Across the listing below, how many lines include the string "rest"? Reply with the number alone.

☆ ☆ ☆ ☆ ☆ ☆ ☆

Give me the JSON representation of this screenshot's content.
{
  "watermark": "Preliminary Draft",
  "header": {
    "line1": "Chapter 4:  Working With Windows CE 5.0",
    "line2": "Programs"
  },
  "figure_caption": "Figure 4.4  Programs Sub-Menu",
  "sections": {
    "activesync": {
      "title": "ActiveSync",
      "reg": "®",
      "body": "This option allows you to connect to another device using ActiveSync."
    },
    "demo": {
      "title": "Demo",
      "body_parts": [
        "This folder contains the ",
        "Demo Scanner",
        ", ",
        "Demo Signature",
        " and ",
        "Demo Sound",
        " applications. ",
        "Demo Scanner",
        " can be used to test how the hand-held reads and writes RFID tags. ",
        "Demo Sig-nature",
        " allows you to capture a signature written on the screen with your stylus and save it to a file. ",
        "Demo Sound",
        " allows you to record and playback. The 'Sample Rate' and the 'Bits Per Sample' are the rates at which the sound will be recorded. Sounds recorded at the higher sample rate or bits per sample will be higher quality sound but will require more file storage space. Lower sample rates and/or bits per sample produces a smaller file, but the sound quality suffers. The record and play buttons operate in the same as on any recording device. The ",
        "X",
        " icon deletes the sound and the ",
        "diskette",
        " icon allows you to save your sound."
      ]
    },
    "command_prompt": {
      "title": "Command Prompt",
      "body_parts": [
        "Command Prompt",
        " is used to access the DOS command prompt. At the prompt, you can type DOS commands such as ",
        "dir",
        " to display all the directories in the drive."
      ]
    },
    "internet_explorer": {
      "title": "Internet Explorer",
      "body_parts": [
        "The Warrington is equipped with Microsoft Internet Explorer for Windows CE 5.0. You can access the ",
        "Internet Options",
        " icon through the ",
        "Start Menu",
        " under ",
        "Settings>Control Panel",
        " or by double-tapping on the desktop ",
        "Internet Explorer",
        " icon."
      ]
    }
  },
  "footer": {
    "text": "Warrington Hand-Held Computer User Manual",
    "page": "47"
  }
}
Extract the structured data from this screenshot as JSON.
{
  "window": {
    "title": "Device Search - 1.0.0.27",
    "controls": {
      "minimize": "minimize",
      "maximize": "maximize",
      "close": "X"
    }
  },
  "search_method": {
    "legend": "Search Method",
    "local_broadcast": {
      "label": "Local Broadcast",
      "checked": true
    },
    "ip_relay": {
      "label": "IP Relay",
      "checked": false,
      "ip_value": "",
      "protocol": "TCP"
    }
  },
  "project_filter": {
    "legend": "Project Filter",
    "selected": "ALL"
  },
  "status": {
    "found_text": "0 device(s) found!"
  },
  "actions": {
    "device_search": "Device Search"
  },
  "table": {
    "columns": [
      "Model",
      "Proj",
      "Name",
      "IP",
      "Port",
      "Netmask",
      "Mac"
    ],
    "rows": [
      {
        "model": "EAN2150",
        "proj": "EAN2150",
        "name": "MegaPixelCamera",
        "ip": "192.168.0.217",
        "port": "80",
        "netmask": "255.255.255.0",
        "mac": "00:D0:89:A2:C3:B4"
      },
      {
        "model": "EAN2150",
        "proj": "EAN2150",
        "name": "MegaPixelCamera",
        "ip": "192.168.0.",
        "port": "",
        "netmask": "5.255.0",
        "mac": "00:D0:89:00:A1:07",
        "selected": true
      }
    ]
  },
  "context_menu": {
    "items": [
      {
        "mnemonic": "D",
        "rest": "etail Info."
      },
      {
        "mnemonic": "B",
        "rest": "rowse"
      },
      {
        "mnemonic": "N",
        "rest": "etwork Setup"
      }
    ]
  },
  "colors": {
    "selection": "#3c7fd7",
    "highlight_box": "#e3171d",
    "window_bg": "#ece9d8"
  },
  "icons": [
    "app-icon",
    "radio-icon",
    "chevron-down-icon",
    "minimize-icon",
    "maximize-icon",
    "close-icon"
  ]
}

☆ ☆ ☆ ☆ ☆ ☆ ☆

Written solution: 3